Editor’s Notes: The following review is part of our coverage of the Reel Indie Film Festival. For more information on the festival visit http://reelindiefilmfest.com/ and follow the event on Twitter at @RIFF_Toronto. A Little Bit Country screens on Thursday October 17th at 9:00 PM at The Royal in Toronto, preceded by A Little Bit Country, reviewed here.
The interconnectivity suggested in Musicwood’s striking poster, as well as attesting the overlaps in agendas between the film’s various subjects, is an immediate indication that there are no good and bad guys here, no heroes to cheer nor villains to jeer. There is only the story, told with clarity and comprehension by debut documentarian Maxine Trump, of acoustic guitar manufacturers and their efforts to preserve the future of the natural resources so crucial to their operation. Smartly soundtracking the movie with music only made possible by the industry now under threat, Trump adds an aural aspect to her exploration of the Alaskan logging trade, its environmental ramifications, and the efforts underway to make more sustainable the practices now decimating its expansive forestlands.
Musicwood isn’t afraid to expose vested interest on the part of all it concerns. Therein lies the strength of its candid talking heads; Trump has a keen ability to skirt the PR babble of her subjects and get them to cut to the chase, giving this portrait the kind of across-the-board incisiveness it demands.
It’s perhaps not until a late-stage sequence details the storming of Gibson’s locations by armed federal agents that we really appreciate the gravity of the situation here. Sitka spruce, the high-quality soundboard wood used by Gibson and its rivals and essential—we’re told—to the musical qualities of the instruments, is increasingly in-demand and enormously at-risk. Following the heads of Gibson, Taylor, and Martin as they suspend the spirit of competition and form the eponymous collaborative to investigate sustainable forestry, Musicwood isn’t afraid to expose vested interest on the part of all it concerns. Therein lies the strength of its candid talking heads; Trump has a keen ability to skirt the PR babble of her subjects and get them to cut to the chase, giving this portrait the kind of across-the-board incisiveness it demands.
She has the most trouble, perhaps, with Sealaska, the largest of the thirteen corporations charged with overseeing the land awarded indigenous Alaskans in 1971 and that whose territory includes the area’s largest population of Sitka spruce. There’s a telling scene where a member of the board unconvincingly tries to justify its unsustainable activities in accordance with the native culture, playing up his people’s connection to the land before seeming to remember he’s advocating his pillaging. He’s less likable only for the pretence: Bob Taylor is admirably honest, walking about the forest with his fellow presidents and admitting that there’s something not entirely right in cutting all this majesty down, but asking—not unfairly—if it isn’t in pursuit of something beautiful in its own right.
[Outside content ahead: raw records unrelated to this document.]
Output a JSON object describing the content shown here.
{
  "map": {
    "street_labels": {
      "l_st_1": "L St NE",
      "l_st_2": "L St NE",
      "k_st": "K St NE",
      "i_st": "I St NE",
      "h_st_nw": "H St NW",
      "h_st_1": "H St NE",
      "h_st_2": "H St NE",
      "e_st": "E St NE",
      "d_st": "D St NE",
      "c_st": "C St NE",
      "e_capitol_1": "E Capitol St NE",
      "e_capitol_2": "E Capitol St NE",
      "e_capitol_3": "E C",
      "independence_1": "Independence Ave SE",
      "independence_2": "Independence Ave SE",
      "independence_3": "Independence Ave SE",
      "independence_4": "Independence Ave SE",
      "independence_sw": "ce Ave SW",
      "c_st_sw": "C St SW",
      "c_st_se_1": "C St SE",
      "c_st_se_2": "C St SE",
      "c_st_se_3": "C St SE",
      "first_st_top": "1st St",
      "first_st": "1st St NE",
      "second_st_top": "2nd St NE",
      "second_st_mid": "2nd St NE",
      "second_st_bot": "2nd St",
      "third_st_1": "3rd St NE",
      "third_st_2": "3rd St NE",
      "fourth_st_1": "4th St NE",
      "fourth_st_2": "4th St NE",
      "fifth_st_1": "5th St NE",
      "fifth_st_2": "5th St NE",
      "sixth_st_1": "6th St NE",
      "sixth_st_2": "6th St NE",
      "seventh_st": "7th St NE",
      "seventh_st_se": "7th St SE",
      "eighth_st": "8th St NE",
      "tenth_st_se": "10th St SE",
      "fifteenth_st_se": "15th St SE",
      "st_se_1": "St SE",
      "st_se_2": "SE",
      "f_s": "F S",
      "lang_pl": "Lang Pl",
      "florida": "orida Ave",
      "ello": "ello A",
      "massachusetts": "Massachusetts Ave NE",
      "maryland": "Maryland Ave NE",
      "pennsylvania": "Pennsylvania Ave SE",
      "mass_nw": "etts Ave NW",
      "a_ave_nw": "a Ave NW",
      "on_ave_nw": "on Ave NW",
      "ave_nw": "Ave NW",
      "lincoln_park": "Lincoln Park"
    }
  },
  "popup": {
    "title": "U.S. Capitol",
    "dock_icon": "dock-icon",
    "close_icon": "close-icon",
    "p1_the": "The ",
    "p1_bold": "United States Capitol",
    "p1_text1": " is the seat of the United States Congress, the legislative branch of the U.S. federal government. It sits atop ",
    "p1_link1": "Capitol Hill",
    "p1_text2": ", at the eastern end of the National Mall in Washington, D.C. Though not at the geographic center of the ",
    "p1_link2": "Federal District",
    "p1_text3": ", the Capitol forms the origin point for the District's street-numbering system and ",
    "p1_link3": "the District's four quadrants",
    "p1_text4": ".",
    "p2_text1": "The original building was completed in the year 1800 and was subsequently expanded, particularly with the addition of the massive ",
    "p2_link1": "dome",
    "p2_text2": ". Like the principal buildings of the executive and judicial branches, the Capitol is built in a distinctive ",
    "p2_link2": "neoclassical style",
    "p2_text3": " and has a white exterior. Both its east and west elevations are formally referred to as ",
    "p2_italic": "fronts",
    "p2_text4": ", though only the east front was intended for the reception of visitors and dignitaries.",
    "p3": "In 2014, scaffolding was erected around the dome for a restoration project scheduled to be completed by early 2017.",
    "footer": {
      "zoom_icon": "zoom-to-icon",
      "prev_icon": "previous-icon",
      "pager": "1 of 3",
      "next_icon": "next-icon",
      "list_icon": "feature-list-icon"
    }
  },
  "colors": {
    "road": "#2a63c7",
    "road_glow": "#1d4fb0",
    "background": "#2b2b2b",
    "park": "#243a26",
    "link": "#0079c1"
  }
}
That’s Musicwood’s downfall, albeit a minimal one: paying too much attention to aspects inessential to the story at hand.
That’s the central dilemma on which Musicwood is hinged, and with which it thrives whenever it opts to foreground its difficulty. Juxtaposing the often quite candidly self-serving words of her respective subjects, Trump is able to dramatise that difficulty with commendable effect: the white man vs Indian narrative it would be all too easy to hoist upon this story thankfully holds no temptation for her. What does, less fortunately, is a series of sorely lacking interviews with the soundtrack musicians, who prove far less valuable to the discussion at hand than they do to the atmosphere. As representatives of the end-product of this process they are integral, of course, but Trump lends far too much time to their essentially uninformed opinions.
That’s Musicwood’s downfall, albeit a minimal one: paying too much attention to aspects inessential to the story at hand. Trump has done a fine job of exploring the integral conflict that makes this so interesting a story, even if she has allowed herself to be distracted from the important issues at times. The desire to be comprehensive, a noble pursuit no doubt, has trumped the need to be concise. And as the film wanes on, turning more often to uninsightful name musicians and tangential protestors than to the subjects with which it started, it inevitable loses a little of its erstwhile allure. There’s a fascinating film in here bloated just a little beyond recognition; Musicwood, looking a little too closely at certain trees, slightly misses the wood.
[notification type=”star”]66/100 ~ OKAY. Musicwood’s desire to be comprehensive, a noble pursuit no doubt, has trumped the need to be concise.[/notification]